(Items from an interface collection)

=== Begin Enclosure ===

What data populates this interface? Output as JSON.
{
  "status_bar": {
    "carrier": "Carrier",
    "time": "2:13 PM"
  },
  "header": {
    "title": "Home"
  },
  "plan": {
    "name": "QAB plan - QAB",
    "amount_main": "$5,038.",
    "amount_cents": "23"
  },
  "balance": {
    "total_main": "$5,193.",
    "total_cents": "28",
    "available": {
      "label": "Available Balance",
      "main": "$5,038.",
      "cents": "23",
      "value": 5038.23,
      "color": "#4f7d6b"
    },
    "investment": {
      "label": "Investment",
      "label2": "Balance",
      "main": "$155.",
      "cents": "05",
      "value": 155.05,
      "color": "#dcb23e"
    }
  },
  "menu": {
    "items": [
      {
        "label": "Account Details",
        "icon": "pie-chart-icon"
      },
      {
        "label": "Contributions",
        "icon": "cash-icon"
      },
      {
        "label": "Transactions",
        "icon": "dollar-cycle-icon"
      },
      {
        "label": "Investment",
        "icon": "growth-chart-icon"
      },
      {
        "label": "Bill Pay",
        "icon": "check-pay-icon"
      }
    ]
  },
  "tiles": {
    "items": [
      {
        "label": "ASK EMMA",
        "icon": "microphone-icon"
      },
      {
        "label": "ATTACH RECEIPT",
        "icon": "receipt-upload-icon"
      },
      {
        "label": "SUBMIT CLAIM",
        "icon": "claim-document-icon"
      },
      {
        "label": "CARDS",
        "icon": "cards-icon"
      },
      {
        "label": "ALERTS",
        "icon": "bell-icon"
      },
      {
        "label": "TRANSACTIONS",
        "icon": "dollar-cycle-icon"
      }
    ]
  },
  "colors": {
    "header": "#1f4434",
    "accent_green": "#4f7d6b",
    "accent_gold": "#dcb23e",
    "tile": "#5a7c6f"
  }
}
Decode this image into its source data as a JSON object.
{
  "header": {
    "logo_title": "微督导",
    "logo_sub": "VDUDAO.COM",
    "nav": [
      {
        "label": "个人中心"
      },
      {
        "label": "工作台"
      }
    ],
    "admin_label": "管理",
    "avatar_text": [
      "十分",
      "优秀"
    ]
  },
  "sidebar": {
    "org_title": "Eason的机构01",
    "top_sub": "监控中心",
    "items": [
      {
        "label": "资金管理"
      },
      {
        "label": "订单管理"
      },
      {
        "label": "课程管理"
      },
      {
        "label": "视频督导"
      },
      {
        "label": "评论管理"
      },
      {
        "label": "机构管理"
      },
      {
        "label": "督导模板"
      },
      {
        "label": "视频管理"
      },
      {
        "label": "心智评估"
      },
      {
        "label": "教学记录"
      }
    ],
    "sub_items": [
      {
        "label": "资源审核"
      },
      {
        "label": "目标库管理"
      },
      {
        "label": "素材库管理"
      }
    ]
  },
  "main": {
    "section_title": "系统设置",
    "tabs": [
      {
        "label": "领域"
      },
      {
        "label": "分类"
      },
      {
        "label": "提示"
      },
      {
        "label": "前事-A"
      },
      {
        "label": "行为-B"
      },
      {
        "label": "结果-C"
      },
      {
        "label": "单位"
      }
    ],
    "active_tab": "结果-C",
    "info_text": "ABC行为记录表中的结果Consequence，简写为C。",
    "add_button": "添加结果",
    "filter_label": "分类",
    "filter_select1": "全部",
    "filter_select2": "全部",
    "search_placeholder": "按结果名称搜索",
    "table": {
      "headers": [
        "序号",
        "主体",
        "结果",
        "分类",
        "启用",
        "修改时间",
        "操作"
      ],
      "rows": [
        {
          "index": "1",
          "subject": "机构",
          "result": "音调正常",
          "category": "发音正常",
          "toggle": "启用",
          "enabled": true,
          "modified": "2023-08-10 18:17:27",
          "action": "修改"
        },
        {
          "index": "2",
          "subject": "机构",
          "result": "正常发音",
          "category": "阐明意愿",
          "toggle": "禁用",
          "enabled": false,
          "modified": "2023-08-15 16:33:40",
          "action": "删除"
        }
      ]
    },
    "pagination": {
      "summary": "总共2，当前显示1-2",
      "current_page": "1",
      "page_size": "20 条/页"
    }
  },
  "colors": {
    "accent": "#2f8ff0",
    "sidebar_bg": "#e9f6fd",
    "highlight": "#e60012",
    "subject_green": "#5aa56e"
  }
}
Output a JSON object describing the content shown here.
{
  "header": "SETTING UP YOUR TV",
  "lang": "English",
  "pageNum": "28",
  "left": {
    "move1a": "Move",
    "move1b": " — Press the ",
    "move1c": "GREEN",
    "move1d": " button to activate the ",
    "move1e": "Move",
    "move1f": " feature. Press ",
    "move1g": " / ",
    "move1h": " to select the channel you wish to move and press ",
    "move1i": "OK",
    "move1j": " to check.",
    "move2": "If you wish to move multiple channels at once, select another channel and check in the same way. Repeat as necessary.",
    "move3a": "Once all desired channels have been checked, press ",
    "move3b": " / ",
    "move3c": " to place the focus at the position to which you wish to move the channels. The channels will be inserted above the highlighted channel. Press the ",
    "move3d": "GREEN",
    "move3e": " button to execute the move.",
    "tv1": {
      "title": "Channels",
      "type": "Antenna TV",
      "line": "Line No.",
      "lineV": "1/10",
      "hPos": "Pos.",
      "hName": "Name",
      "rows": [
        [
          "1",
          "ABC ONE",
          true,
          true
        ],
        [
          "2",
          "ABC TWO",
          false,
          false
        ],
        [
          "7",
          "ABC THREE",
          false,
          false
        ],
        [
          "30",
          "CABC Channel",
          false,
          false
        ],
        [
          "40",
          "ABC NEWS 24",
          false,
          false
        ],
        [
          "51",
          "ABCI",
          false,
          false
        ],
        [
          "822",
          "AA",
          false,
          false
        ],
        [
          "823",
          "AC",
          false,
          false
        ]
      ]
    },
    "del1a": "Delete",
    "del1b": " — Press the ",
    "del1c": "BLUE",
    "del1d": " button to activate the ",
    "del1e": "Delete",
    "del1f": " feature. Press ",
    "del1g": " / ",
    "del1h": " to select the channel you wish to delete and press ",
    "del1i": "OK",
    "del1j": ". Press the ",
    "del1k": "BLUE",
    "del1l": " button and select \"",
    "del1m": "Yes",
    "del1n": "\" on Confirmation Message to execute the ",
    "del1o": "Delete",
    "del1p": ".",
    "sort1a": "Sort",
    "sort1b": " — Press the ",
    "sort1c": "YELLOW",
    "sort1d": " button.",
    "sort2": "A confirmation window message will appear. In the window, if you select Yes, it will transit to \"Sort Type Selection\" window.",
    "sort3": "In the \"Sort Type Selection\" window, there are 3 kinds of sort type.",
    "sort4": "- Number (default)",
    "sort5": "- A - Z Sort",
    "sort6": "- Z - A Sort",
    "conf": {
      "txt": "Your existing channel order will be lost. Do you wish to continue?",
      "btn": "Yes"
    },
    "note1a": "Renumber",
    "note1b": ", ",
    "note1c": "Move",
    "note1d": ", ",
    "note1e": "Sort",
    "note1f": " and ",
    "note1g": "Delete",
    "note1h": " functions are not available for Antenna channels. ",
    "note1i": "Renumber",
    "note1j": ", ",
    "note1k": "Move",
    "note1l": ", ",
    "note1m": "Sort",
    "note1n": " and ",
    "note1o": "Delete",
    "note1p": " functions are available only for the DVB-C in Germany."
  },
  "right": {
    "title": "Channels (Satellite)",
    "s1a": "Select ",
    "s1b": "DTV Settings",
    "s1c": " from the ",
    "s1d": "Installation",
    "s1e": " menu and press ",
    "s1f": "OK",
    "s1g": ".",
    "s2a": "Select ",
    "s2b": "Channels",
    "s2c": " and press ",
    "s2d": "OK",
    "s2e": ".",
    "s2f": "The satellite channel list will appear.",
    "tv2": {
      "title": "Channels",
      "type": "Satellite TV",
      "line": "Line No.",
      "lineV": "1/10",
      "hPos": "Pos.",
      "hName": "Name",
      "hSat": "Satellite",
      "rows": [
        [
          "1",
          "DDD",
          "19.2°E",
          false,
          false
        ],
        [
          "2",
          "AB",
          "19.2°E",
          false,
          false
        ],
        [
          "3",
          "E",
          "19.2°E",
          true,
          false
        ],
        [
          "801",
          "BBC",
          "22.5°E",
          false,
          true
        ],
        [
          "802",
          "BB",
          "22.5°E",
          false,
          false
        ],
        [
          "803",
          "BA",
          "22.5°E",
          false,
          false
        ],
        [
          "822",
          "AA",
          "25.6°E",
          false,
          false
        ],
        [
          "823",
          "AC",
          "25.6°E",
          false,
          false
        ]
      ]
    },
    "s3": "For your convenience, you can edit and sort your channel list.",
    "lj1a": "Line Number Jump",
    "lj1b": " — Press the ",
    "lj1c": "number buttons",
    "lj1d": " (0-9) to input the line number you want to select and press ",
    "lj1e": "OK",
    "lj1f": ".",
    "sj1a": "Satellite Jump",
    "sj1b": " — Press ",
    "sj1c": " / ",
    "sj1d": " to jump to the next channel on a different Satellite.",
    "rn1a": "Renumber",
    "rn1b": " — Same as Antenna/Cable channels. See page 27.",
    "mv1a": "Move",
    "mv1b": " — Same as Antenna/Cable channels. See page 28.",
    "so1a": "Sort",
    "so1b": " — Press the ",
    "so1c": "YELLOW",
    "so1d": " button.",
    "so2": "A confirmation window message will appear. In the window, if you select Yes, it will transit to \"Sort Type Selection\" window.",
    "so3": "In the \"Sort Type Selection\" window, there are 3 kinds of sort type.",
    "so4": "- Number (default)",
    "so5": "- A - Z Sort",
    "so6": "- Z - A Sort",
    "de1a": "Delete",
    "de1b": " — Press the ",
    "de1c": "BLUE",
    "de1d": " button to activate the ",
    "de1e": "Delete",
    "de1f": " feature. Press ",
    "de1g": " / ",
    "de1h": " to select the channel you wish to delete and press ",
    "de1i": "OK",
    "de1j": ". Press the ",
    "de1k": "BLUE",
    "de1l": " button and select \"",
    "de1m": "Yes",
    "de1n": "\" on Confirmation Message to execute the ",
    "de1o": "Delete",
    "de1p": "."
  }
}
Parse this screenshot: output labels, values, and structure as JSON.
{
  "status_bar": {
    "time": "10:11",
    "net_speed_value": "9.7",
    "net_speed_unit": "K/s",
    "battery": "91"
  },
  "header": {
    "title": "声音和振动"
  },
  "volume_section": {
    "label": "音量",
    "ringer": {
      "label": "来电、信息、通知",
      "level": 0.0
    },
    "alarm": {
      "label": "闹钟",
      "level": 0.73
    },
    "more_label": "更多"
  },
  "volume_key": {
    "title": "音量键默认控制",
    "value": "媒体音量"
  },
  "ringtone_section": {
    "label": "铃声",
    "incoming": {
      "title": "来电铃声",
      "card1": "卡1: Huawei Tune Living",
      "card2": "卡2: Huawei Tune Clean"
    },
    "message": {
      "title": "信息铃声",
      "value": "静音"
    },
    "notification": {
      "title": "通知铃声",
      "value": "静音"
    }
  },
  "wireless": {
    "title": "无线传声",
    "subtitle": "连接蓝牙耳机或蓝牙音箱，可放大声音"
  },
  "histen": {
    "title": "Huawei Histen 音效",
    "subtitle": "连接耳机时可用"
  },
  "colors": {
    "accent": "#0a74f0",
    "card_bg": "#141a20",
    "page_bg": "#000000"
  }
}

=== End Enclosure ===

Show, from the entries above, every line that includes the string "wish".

    "move1h": " to select the channel you wish to move and press ",
    "move2": "If you wish to move multiple channels at once, select another channel and check in the same way. Repeat as necessary.",
    "move3c": " to place the focus at the position to which you wish to move the channels. The channels will be inserted above the highlighted channel. Press the ",
    "del1h": " to select the channel you wish to delete and press ",
      "txt": "Your existing channel order will be lost. Do you wish to continue?",
    "de1h": " to select the channel you wish to delete and press ",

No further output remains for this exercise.